    /Storing transformation-specific input elements
    this.resource = resource
    this.stateChart = resource.contents.head as Statechart
    /* Extensions are initialized as normal fields in Xtend */
    transformation = new BatchTransformation(resource.resourceSet)
    statements = new BatchTransformationStatements(transformation)
    manipulation = new SimpleModelManipulations(transformation.iqEngine)

Defining rules, rulegroups

Rules can be created using the factory methods of the BatchTransformation class; its actions can be described by an Xtend closure.

If required, it is possible to extend BatchTransformationRule manually - both implementations are interchangeable.

 * Map a PetriNet place to a base state in the StateChart with an "or" container.
val createMapPlaceRuleSpecification = createRule(PlaceMatcher::querySpecification) [
  // create base b with; and the state or, where or.contains={b}
  var or = stateChartResource.create(OR) as OR
  var basic = or.createChild(compound_Contains, basic) as Basic
  basic.set(state_Name, =
  // create trace from place to or
  createTrace(p, or)
 * Map a PetriNet transition to a hyperedge state in the StateChart without an "or" container.
val createMapTransitionRuleSpecification = createRule(TransitionMatcher::querySpecification) [
  // create hyperEdge h with (without an or container)
  var hyperEdge = stateChartResource.create(hyperEdge) as HyperEdge =
  // create trace from transition to hyperEdge
  createTrace(t, hyperEdge)
 * Create "next" edges in the StateChart between elements connected in the PetriNet.
val createNextStateRuleSpecification = createRule(NextStateMatcher::querySpecification) [
  state1.addTo(state_Next, state2)
 * Get rules for performing initial mapping
def getInitialisationRules() {
  new TransformationRuleGroup(
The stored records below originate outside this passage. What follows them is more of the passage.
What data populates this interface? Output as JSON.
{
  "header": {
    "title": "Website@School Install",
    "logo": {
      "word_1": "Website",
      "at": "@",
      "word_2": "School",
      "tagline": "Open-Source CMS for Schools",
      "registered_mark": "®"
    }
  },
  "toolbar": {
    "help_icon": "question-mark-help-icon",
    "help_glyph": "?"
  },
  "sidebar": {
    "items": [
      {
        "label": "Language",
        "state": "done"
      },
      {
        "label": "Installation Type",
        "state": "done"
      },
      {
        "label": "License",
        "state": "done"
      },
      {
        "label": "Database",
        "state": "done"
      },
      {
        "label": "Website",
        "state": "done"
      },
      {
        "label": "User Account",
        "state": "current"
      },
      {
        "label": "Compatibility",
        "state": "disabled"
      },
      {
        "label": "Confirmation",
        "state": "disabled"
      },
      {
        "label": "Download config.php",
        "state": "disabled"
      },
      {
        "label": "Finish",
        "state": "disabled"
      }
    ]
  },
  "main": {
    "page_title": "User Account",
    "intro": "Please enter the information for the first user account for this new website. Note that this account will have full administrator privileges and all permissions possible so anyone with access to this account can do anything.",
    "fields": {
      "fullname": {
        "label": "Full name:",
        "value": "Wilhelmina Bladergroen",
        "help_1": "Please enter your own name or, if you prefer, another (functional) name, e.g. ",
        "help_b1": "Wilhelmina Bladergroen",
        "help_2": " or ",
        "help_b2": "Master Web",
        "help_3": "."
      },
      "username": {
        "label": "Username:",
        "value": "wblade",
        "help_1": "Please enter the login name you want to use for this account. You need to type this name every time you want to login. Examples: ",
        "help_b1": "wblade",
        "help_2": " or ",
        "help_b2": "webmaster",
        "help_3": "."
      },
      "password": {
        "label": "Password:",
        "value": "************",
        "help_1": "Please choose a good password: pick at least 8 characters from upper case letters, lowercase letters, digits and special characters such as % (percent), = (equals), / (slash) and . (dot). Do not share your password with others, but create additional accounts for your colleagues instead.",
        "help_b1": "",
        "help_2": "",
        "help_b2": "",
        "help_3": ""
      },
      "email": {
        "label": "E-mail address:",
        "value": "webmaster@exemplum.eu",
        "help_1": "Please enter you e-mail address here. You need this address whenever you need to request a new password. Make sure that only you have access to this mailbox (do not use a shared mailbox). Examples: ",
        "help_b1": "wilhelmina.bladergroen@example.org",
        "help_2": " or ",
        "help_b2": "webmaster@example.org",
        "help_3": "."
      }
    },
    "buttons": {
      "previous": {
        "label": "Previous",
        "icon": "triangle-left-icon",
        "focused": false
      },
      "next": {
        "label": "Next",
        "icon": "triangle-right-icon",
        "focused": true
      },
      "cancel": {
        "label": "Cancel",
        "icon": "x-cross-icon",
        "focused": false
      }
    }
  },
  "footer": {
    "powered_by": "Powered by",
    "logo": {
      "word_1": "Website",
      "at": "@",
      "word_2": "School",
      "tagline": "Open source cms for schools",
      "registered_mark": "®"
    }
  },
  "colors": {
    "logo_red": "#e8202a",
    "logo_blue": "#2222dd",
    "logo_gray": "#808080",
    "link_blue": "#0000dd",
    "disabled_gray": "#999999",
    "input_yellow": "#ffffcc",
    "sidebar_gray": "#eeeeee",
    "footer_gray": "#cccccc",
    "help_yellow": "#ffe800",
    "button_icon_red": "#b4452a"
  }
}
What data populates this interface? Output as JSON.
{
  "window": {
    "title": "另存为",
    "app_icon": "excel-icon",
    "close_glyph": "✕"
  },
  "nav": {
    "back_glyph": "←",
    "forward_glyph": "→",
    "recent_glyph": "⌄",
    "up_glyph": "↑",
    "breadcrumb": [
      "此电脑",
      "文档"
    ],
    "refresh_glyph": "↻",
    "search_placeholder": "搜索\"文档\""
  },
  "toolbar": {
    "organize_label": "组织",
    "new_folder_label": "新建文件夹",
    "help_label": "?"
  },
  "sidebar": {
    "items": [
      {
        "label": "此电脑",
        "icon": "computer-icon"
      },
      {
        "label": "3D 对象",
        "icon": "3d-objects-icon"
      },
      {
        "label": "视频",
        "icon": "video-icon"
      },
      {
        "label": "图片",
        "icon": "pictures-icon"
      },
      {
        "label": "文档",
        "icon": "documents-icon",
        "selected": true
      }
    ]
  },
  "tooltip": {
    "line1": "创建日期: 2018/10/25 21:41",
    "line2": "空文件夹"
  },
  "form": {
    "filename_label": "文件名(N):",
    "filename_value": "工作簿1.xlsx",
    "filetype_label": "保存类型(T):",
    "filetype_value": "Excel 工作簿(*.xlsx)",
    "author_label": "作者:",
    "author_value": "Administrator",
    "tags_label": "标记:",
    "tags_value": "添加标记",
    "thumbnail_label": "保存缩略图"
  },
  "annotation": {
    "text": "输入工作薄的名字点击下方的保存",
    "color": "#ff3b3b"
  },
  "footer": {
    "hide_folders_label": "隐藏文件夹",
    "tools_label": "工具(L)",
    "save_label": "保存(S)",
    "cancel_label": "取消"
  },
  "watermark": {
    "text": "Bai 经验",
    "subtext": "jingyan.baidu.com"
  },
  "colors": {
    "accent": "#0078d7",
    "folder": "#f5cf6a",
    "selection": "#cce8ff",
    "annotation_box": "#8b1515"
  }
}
Executing rules, rule groups

The primitives ask for a rule and filter

  • A filter is expressed by a collection of name-value pairs (available names come from the precondition pattern)
  • Parameter names not mentioned are unconstrained
val moveChildrenRule = createRule(EquivContainsMatcher::querySpecification) [
  state.moveTo(newP, compound_Contains)
// add children elements to OR of the StateChart
moveChildrenRule.forall("namedElement" -> q)

The following snippet shows that primitives also work with rule groups with the exact same syntax. The idea here is that the engine decides which rule of the group to execute (based on the ConflictResolver).

def transformPn2Sc() {
  // place->OR mapping
  // execute AND and OR rules
  // clean orphaned root ORs; and create StateChart root

Further ideas to evaluate

  • "Strict" API vs "relaxed" API
    • Everything presented here is a strict API
      • Useful for research goals (e.g. analysis)
      • Might be too strict for Java/EMF programmers
    • It might make sense to support transformation with bring-your-own-code style
      • Currently almost all elements are optional in API: statements and model manipulations commands need not to be used -> simple Java/Xtend replacements possible
      • Some simple wrappers might be needed to create RecordingCommands, etc.

Back to the top